--- DATASET RECORDS ---

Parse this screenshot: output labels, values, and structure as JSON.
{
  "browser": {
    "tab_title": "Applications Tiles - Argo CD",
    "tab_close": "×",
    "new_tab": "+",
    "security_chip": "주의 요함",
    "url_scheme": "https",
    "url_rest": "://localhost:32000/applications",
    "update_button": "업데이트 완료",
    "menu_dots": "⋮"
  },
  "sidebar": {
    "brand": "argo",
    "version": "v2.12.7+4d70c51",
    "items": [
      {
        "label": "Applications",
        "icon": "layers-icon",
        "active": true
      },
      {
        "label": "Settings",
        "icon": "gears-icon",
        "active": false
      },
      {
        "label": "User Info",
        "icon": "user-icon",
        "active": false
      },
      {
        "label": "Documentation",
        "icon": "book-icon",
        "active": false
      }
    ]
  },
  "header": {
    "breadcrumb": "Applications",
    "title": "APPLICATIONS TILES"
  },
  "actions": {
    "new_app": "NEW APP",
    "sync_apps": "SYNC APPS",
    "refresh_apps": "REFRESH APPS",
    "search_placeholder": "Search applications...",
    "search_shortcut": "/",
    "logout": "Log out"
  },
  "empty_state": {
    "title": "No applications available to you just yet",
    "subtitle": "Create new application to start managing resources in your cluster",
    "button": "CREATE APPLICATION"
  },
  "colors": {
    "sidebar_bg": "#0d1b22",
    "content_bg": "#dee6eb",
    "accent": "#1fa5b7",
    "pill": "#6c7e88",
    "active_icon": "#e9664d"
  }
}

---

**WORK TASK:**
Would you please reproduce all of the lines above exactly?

**EXERCISE SOLUTION:**
Parse this screenshot: output labels, values, and structure as JSON.
{
  "browser": {
    "tab_title": "Applications Tiles - Argo CD",
    "tab_close": "×",
    "new_tab": "+",
    "security_chip": "주의 요함",
    "url_scheme": "https",
    "url_rest": "://localhost:32000/applications",
    "update_button": "업데이트 완료",
    "menu_dots": "⋮"
  },
  "sidebar": {
    "brand": "argo",
    "version": "v2.12.7+4d70c51",
    "items": [
      {
        "label": "Applications",
        "icon": "layers-icon",
        "active": true
      },
      {
        "label": "Settings",
        "icon": "gears-icon",
        "active": false
      },
      {
        "label": "User Info",
        "icon": "user-icon",
        "active": false
      },
      {
        "label": "Documentation",
        "icon": "book-icon",
        "active": false
      }
    ]
  },
  "header": {
    "breadcrumb": "Applications",
    "title": "APPLICATIONS TILES"
  },
  "actions": {
    "new_app": "NEW APP",
    "sync_apps": "SYNC APPS",
    "refresh_apps": "REFRESH APPS",
    "search_placeholder": "Search applications...",
    "search_shortcut": "/",
    "logout": "Log out"
  },
  "empty_state": {
    "title": "No applications available to you just yet",
    "subtitle": "Create new application to start managing resources in your cluster",
    "button": "CREATE APPLICATION"
  },
  "colors": {
    "sidebar_bg": "#0d1b22",
    "content_bg": "#dee6eb",
    "accent": "#1fa5b7",
    "pill": "#6c7e88",
    "active_icon": "#e9664d"
  }
}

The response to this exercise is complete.